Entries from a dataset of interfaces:
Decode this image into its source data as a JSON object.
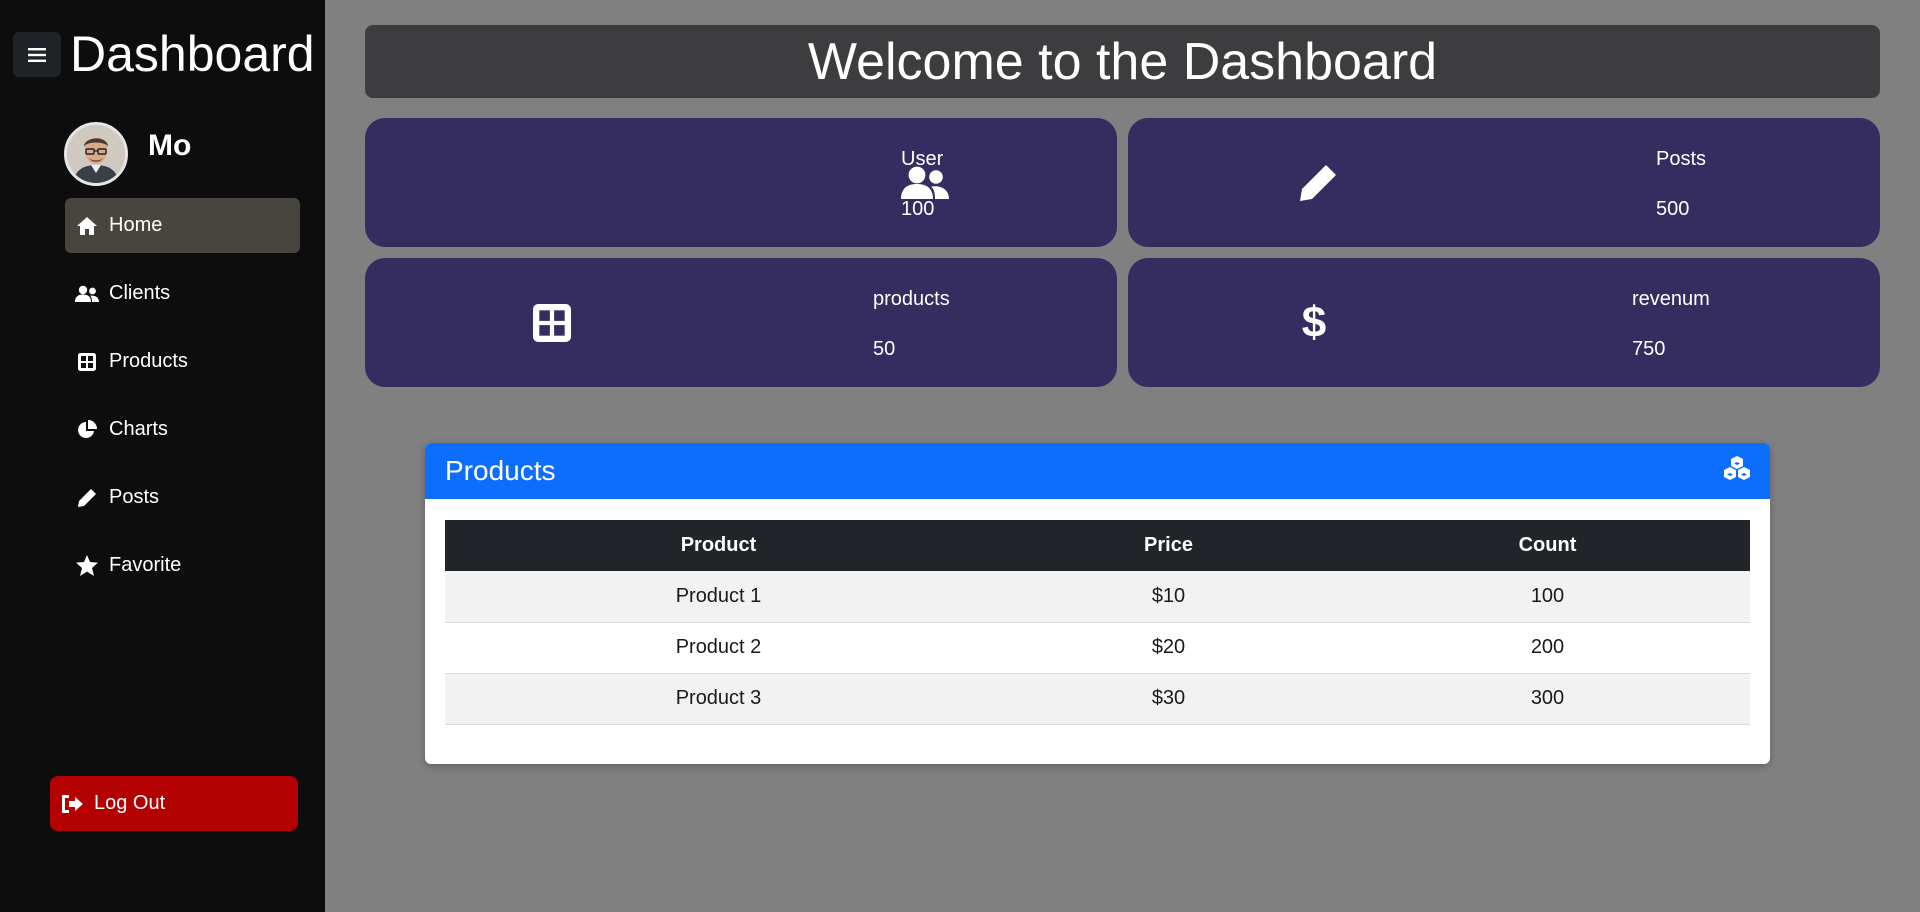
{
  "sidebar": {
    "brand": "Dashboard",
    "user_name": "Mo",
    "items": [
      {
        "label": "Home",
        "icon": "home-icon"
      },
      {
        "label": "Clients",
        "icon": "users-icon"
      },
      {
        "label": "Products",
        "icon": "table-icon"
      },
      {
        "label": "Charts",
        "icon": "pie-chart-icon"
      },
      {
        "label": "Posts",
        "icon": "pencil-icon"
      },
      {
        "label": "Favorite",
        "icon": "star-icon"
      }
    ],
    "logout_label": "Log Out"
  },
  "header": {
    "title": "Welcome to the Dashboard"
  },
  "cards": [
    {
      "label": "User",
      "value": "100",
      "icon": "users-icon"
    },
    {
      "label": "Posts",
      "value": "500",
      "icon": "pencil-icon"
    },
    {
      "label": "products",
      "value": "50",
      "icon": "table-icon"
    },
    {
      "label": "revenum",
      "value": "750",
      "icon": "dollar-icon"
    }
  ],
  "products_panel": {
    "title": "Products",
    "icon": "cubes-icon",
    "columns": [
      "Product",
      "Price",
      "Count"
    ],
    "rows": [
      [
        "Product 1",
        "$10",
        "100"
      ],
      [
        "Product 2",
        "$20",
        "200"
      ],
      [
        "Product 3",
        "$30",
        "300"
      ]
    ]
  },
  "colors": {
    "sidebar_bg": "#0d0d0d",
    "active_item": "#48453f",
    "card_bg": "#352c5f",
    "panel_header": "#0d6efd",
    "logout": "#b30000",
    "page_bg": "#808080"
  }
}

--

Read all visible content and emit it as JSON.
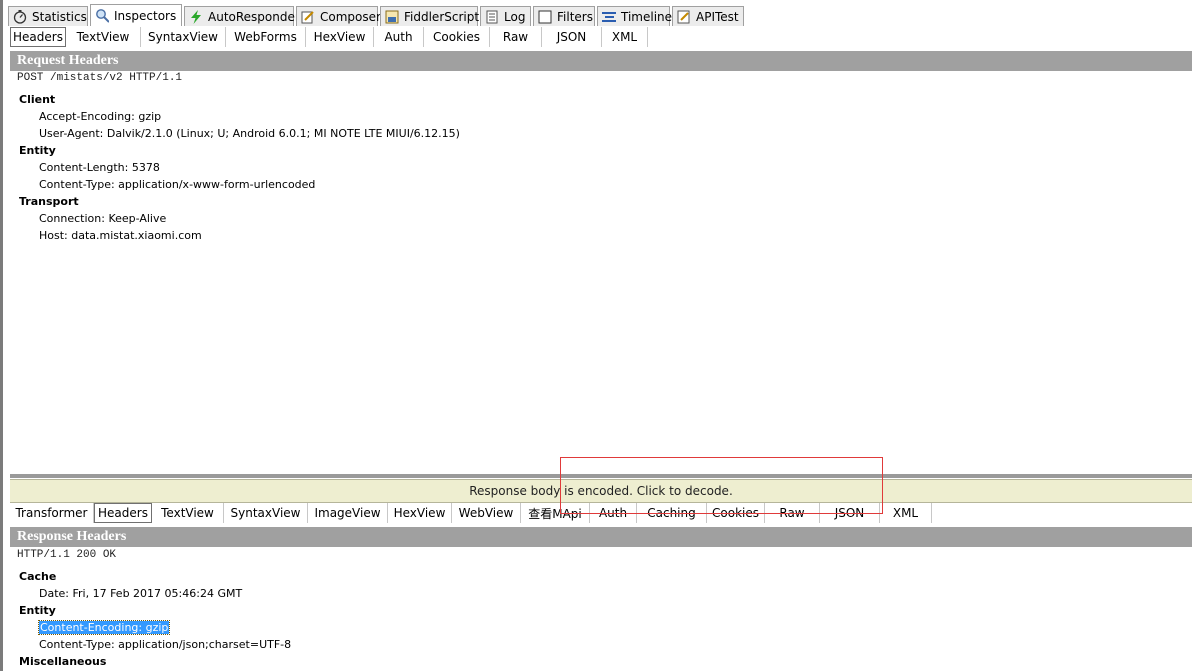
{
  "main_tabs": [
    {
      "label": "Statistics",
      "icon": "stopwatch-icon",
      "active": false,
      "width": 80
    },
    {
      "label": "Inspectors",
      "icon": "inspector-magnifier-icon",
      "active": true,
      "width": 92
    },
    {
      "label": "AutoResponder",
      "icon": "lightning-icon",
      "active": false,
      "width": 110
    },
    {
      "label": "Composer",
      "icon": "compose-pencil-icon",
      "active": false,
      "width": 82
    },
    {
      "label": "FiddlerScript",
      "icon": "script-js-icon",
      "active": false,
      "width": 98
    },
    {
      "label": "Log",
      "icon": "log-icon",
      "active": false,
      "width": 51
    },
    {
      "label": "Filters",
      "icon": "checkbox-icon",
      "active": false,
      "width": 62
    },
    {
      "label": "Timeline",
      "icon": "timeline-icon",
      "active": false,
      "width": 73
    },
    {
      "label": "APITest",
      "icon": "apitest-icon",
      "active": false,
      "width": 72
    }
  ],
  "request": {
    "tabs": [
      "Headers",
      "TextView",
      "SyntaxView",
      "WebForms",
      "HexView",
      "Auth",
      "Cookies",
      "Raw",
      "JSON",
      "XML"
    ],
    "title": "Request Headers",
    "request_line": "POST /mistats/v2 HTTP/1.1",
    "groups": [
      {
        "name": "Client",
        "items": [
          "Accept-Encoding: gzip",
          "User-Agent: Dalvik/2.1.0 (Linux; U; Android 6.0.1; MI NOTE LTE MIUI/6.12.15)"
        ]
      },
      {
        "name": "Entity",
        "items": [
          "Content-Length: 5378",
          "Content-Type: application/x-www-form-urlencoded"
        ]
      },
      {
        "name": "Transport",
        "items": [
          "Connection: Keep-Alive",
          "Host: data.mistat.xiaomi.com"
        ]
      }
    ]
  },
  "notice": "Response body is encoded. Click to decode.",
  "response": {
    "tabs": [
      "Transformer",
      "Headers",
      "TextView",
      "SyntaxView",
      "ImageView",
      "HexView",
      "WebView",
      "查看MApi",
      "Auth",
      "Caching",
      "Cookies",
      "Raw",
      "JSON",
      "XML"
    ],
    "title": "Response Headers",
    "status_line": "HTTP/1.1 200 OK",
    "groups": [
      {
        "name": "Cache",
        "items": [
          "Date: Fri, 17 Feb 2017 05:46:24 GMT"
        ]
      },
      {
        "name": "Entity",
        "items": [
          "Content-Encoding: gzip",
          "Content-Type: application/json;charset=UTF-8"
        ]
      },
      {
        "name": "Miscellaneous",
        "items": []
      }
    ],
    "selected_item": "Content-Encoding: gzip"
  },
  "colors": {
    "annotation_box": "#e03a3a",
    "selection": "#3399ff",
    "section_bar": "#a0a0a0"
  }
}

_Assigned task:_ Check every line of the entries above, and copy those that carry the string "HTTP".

_Completed task:_
    "request_line": "POST /mistats/v2 HTTP/1.1",
    "status_line": "HTTP/1.1 200 OK",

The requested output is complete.